── Stored data ──
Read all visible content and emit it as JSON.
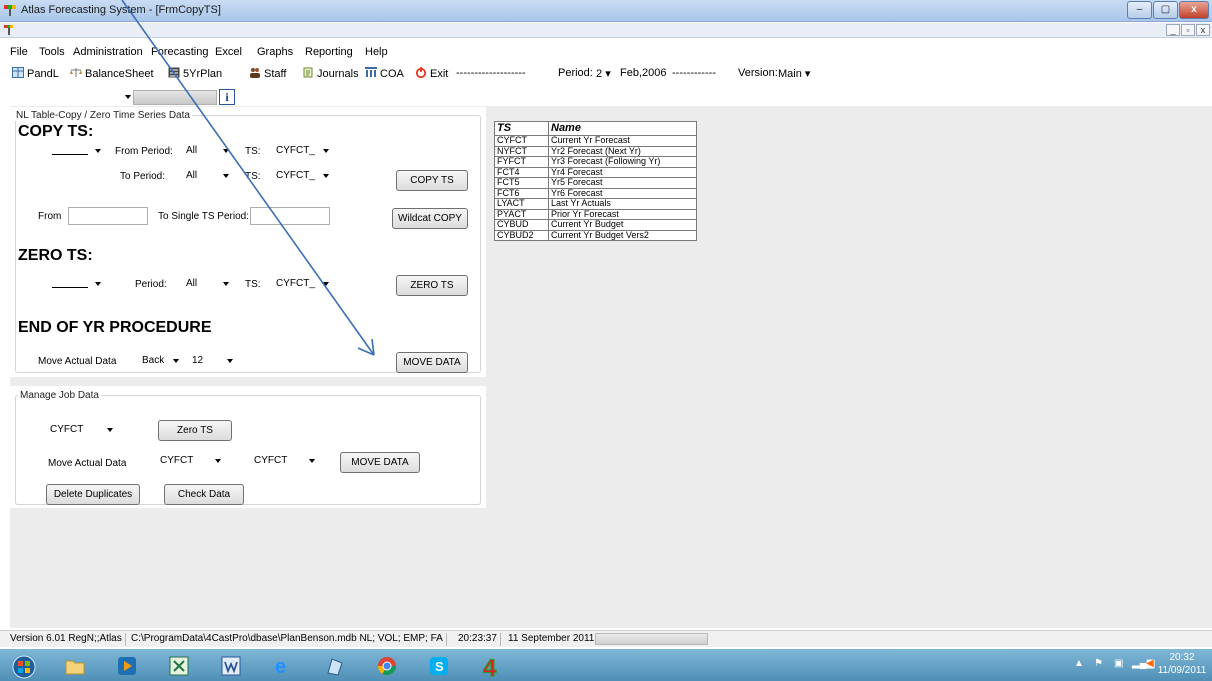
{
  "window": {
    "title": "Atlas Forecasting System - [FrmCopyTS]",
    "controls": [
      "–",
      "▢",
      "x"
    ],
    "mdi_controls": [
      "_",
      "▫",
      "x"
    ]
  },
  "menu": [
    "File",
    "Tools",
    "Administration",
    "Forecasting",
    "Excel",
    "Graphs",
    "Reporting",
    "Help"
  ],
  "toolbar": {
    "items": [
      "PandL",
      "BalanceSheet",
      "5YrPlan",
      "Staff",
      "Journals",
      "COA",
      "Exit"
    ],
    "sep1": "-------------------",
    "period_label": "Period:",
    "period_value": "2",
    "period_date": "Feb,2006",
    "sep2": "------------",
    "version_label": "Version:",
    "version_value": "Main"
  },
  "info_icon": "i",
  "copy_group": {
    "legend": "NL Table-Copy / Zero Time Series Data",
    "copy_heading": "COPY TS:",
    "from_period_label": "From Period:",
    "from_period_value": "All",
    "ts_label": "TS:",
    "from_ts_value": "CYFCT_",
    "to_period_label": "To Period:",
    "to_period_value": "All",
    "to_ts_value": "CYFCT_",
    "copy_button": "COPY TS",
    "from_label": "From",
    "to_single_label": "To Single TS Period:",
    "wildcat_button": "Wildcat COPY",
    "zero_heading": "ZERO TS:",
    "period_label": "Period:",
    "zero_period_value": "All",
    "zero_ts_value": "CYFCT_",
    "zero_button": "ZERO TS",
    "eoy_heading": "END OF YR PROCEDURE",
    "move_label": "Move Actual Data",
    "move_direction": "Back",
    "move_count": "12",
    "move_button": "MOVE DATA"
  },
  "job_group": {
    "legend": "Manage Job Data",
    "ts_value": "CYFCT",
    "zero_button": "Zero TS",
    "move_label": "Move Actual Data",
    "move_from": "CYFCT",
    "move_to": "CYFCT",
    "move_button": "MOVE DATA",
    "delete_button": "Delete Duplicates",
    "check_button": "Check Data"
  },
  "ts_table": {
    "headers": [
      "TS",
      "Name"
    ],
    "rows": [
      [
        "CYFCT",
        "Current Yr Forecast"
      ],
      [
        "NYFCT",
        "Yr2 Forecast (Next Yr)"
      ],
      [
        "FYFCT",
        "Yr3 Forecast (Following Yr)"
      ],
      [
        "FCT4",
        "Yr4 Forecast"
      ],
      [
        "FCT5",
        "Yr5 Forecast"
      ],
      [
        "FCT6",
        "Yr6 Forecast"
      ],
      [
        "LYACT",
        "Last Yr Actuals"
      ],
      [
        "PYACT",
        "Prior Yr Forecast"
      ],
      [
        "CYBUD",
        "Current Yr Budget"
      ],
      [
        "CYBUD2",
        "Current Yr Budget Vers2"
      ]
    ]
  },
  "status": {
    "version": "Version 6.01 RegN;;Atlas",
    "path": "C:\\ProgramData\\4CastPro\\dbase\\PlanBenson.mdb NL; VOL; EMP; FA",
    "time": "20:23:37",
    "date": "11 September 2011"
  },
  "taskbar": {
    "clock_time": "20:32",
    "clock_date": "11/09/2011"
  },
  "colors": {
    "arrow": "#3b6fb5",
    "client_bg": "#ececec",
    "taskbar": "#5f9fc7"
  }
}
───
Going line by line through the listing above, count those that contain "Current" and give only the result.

» Response to the exercise
3